Work to be completed — In the data below, find each line carrying the string "按常规评审" and copy it out.

------ The input

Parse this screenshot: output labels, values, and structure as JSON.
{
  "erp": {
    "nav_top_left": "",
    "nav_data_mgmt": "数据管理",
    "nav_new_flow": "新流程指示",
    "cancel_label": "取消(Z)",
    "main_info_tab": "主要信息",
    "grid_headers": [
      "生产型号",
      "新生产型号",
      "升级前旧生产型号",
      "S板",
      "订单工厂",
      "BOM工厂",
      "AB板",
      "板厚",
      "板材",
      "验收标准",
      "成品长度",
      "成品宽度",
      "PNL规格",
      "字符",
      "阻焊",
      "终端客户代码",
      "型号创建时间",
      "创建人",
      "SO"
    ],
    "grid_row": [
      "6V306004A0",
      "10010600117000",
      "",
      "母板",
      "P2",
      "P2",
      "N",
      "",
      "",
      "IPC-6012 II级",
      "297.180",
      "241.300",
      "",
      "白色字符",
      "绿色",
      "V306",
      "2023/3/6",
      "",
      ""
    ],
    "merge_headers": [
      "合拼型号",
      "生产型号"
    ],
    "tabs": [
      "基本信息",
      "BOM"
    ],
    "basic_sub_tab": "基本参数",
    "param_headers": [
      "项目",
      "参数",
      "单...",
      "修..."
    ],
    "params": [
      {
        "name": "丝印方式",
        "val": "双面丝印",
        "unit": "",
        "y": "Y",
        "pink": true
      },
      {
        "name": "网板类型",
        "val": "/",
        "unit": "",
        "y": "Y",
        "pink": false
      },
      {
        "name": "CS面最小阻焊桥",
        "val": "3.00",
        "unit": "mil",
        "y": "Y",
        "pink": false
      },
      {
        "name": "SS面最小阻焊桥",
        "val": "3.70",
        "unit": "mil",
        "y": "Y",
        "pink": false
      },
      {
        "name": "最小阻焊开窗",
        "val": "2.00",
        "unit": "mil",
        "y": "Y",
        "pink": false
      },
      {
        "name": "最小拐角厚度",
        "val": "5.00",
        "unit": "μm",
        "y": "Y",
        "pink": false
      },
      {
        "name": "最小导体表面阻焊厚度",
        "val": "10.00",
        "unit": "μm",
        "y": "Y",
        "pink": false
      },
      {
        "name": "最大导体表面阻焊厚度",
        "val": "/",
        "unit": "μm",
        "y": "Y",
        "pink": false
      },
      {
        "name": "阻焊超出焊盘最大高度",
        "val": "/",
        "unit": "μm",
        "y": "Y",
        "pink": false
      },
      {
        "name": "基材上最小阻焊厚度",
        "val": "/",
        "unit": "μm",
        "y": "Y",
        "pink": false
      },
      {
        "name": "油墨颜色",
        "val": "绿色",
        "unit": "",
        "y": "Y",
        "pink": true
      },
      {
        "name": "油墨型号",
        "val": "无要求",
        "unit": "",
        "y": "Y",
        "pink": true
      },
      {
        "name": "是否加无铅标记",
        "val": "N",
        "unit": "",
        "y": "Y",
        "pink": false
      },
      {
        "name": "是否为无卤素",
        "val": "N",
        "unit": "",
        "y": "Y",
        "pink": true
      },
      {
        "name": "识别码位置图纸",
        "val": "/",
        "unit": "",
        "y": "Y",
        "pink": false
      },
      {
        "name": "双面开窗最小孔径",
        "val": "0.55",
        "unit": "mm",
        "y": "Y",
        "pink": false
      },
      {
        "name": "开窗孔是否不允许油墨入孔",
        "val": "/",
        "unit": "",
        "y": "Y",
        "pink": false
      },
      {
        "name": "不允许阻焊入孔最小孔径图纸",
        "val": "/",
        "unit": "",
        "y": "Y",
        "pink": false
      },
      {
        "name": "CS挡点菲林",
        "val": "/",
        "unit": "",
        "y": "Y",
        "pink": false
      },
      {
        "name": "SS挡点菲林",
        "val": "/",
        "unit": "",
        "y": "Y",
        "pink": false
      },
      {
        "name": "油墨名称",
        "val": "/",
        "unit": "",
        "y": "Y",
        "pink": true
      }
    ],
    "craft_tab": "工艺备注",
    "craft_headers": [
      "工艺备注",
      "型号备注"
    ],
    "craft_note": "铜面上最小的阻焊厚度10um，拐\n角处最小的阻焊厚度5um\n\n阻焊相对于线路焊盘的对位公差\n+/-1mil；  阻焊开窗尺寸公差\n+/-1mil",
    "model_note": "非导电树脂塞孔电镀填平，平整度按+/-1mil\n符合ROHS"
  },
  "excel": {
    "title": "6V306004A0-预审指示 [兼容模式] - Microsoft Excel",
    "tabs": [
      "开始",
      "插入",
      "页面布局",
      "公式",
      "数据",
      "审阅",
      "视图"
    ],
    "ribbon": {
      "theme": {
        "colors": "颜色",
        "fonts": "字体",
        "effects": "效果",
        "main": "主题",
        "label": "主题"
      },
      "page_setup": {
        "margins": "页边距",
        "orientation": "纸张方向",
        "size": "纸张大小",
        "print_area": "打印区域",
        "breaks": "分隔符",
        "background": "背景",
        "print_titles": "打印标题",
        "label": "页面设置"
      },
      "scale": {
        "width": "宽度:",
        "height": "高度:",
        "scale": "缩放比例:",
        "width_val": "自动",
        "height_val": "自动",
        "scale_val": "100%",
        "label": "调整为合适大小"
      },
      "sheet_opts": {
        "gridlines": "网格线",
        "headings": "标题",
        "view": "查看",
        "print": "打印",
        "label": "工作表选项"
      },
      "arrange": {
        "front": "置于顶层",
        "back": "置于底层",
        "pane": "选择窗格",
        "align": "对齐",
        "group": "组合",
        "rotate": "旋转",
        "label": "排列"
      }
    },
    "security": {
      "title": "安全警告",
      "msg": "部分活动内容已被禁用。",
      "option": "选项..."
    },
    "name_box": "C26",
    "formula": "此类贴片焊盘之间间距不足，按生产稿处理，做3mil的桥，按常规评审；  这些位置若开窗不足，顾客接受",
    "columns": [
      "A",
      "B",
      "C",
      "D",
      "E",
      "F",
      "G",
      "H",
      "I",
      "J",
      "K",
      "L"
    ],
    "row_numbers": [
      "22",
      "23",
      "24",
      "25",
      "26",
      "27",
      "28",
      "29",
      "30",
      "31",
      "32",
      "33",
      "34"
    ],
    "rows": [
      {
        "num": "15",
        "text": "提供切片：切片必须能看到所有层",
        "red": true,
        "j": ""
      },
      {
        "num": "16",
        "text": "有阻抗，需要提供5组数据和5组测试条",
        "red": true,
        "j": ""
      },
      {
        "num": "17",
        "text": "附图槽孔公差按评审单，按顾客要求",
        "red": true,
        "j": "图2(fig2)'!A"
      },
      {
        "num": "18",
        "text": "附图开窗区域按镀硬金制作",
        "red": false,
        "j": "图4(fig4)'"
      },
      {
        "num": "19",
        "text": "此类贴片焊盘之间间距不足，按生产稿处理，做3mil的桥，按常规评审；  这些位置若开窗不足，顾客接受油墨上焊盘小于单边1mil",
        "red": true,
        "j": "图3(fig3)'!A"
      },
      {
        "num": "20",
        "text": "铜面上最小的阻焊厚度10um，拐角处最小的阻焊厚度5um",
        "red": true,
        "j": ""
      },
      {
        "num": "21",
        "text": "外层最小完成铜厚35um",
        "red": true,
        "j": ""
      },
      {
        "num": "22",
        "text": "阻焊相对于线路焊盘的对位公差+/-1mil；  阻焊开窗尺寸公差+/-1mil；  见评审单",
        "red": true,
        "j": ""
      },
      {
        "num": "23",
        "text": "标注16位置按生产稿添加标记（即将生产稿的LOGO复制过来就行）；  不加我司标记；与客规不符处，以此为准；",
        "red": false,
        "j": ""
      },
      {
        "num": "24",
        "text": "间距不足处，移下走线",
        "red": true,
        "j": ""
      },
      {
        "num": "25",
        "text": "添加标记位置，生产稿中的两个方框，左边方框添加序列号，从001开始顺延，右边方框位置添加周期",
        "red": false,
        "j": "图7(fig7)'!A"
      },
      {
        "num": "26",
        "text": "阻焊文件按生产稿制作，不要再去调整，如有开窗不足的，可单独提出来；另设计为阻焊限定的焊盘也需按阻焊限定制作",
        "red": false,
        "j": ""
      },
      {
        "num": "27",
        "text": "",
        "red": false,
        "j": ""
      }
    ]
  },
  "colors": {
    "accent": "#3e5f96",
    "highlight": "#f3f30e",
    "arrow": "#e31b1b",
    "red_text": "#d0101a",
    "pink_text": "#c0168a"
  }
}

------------

Solution to this task —
    "formula": "此类贴片焊盘之间间距不足，按生产稿处理，做3mil的桥，按常规评审；  这些位置若开窗不足，顾客接受",
        "text": "此类贴片焊盘之间间距不足，按生产稿处理，做3mil的桥，按常规评审；  这些位置若开窗不足，顾客接受油墨上焊盘小于单边1mil",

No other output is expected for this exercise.